The problem>
Exact repetition, pictures omitted: give every record below again.

Page and application data records>
_____

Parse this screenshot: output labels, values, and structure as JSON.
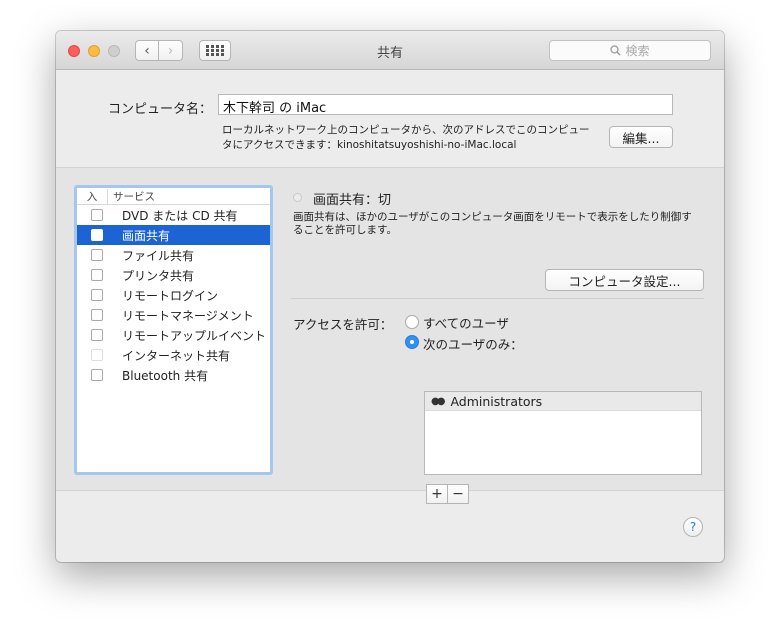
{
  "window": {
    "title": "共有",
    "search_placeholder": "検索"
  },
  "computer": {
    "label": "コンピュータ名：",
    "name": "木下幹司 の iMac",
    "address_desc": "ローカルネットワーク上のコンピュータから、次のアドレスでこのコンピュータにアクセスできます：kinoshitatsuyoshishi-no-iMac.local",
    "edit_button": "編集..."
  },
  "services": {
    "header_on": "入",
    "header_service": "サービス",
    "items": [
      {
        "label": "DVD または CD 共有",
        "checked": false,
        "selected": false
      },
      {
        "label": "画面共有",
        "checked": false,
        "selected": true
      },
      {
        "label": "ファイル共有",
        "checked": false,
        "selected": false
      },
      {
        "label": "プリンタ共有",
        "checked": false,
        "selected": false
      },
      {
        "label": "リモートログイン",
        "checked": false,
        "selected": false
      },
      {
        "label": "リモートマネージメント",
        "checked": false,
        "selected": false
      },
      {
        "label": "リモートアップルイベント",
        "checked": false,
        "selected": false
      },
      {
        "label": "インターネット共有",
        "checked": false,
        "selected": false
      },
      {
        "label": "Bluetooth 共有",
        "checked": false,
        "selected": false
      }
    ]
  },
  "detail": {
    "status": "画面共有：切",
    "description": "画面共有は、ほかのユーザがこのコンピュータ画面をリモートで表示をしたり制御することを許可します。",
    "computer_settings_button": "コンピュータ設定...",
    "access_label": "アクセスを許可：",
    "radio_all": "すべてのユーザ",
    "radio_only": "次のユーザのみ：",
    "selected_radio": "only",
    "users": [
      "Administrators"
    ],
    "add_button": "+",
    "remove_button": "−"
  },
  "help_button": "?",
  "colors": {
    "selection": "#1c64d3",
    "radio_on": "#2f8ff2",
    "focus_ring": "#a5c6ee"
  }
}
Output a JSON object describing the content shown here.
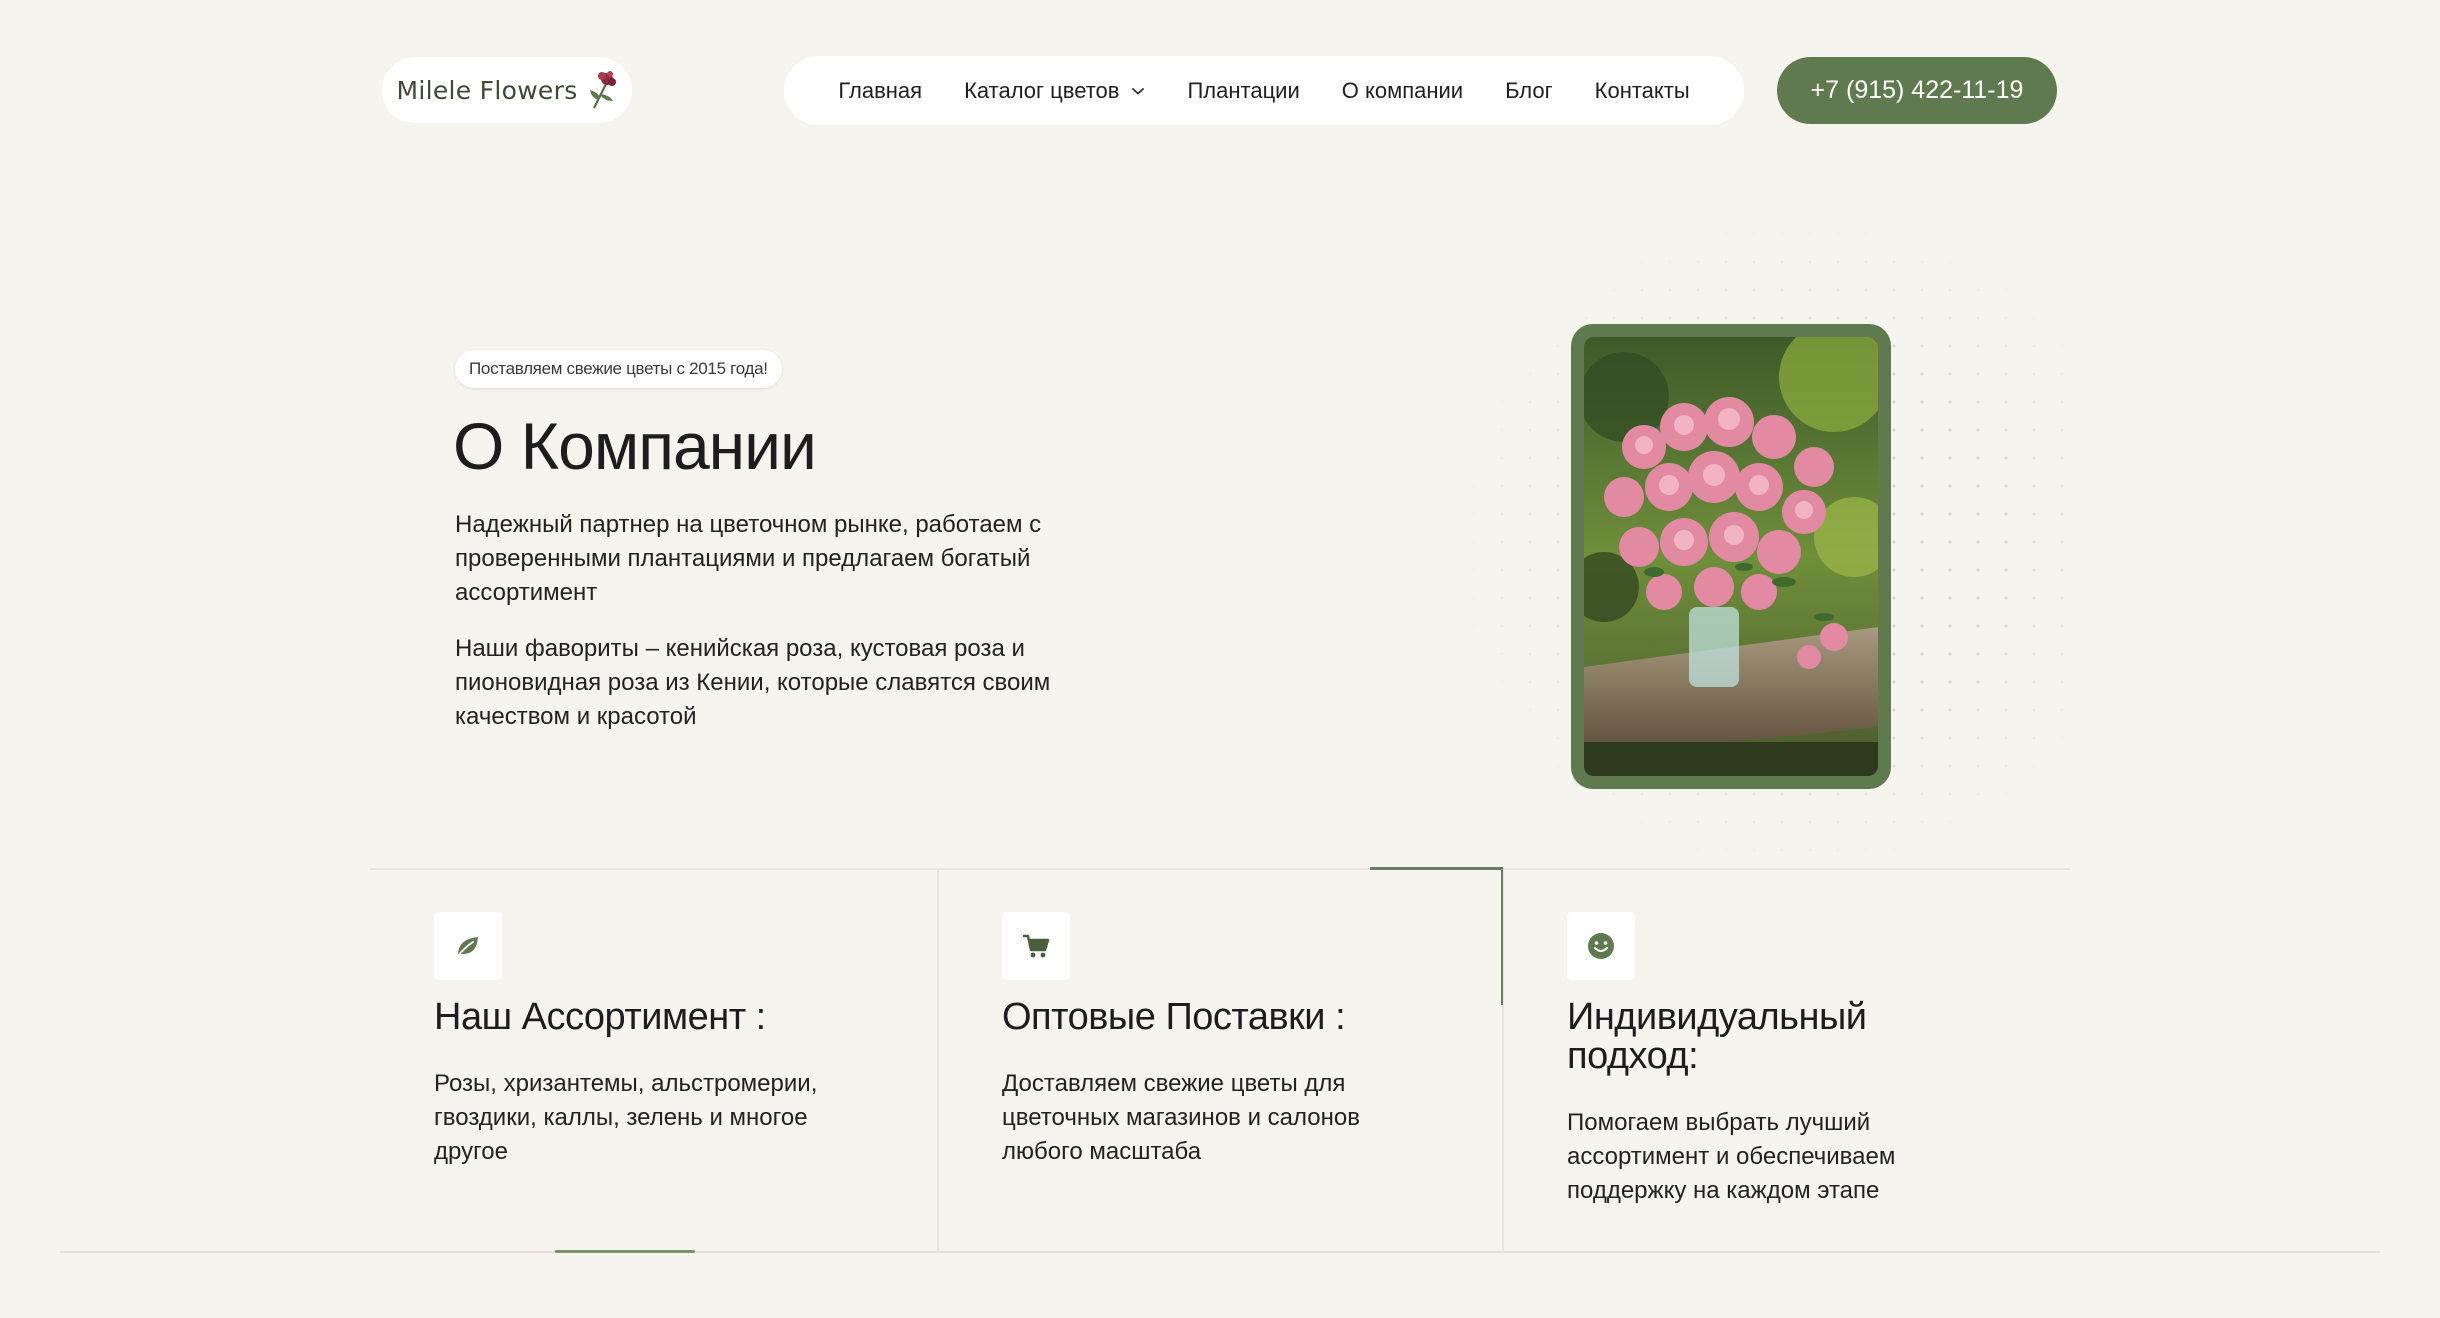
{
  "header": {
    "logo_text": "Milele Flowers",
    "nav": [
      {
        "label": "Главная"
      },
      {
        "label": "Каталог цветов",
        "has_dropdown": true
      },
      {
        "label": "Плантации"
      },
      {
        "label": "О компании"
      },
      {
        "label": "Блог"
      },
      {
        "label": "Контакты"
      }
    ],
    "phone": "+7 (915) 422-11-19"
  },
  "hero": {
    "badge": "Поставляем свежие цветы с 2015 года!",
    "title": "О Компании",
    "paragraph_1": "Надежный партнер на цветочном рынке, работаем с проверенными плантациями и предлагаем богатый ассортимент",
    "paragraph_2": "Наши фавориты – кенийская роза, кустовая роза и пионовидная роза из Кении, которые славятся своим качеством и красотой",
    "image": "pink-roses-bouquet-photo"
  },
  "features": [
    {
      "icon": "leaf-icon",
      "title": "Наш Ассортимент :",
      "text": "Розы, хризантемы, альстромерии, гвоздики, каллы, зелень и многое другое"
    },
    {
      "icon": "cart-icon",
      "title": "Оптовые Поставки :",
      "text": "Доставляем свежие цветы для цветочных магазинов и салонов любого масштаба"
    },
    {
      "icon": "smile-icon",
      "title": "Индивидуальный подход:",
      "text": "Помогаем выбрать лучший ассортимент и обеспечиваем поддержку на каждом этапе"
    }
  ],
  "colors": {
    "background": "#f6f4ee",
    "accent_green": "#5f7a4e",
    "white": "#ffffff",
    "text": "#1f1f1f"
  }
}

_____

Final answer>
Parse this screenshot: output labels, values, and structure as JSON.
{
  "window": {
    "title": "共有",
    "search_placeholder": "検索"
  },
  "computer": {
    "label": "コンピュータ名：",
    "name": "木下幹司 の iMac",
    "address_desc": "ローカルネットワーク上のコンピュータから、次のアドレスでこのコンピュータにアクセスできます：kinoshitatsuyoshishi-no-iMac.local",
    "edit_button": "編集..."
  },
  "services": {
    "header_on": "入",
    "header_service": "サービス",
    "items": [
      {
        "label": "DVD または CD 共有",
        "checked": false,
        "selected": false
      },
      {
        "label": "画面共有",
        "checked": false,
        "selected": true
      },
      {
        "label": "ファイル共有",
        "checked": false,
        "selected": false
      },
      {
        "label": "プリンタ共有",
        "checked": false,
        "selected": false
      },
      {
        "label": "リモートログイン",
        "checked": false,
        "selected": false
      },
      {
        "label": "リモートマネージメント",
        "checked": false,
        "selected": false
      },
      {
        "label": "リモートアップルイベント",
        "checked": false,
        "selected": false
      },
      {
        "label": "インターネット共有",
        "checked": false,
        "selected": false
      },
      {
        "label": "Bluetooth 共有",
        "checked": false,
        "selected": false
      }
    ]
  },
  "detail": {
    "status": "画面共有：切",
    "description": "画面共有は、ほかのユーザがこのコンピュータ画面をリモートで表示をしたり制御することを許可します。",
    "computer_settings_button": "コンピュータ設定...",
    "access_label": "アクセスを許可：",
    "radio_all": "すべてのユーザ",
    "radio_only": "次のユーザのみ：",
    "selected_radio": "only",
    "users": [
      "Administrators"
    ],
    "add_button": "+",
    "remove_button": "−"
  },
  "help_button": "?",
  "colors": {
    "selection": "#1c64d3",
    "radio_on": "#2f8ff2",
    "focus_ring": "#a5c6ee"
  }
}
Output a JSON object describing the content shown here.
{
  "header": {
    "logo_text": "Milele Flowers",
    "nav": [
      {
        "label": "Главная"
      },
      {
        "label": "Каталог цветов",
        "has_dropdown": true
      },
      {
        "label": "Плантации"
      },
      {
        "label": "О компании"
      },
      {
        "label": "Блог"
      },
      {
        "label": "Контакты"
      }
    ],
    "phone": "+7 (915) 422-11-19"
  },
  "hero": {
    "badge": "Поставляем свежие цветы с 2015 года!",
    "title": "О Компании",
    "paragraph_1": "Надежный партнер на цветочном рынке, работаем с проверенными плантациями и предлагаем богатый ассортимент",
    "paragraph_2": "Наши фавориты – кенийская роза, кустовая роза и пионовидная роза из Кении, которые славятся своим качеством и красотой",
    "image": "pink-roses-bouquet-photo"
  },
  "features": [
    {
      "icon": "leaf-icon",
      "title": "Наш Ассортимент :",
      "text": "Розы, хризантемы, альстромерии, гвоздики, каллы, зелень и многое другое"
    },
    {
      "icon": "cart-icon",
      "title": "Оптовые Поставки :",
      "text": "Доставляем свежие цветы для цветочных магазинов и салонов любого масштаба"
    },
    {
      "icon": "smile-icon",
      "title": "Индивидуальный подход:",
      "text": "Помогаем выбрать лучший ассортимент и обеспечиваем поддержку на каждом этапе"
    }
  ],
  "colors": {
    "background": "#f6f4ee",
    "accent_green": "#5f7a4e",
    "white": "#ffffff",
    "text": "#1f1f1f"
  }
}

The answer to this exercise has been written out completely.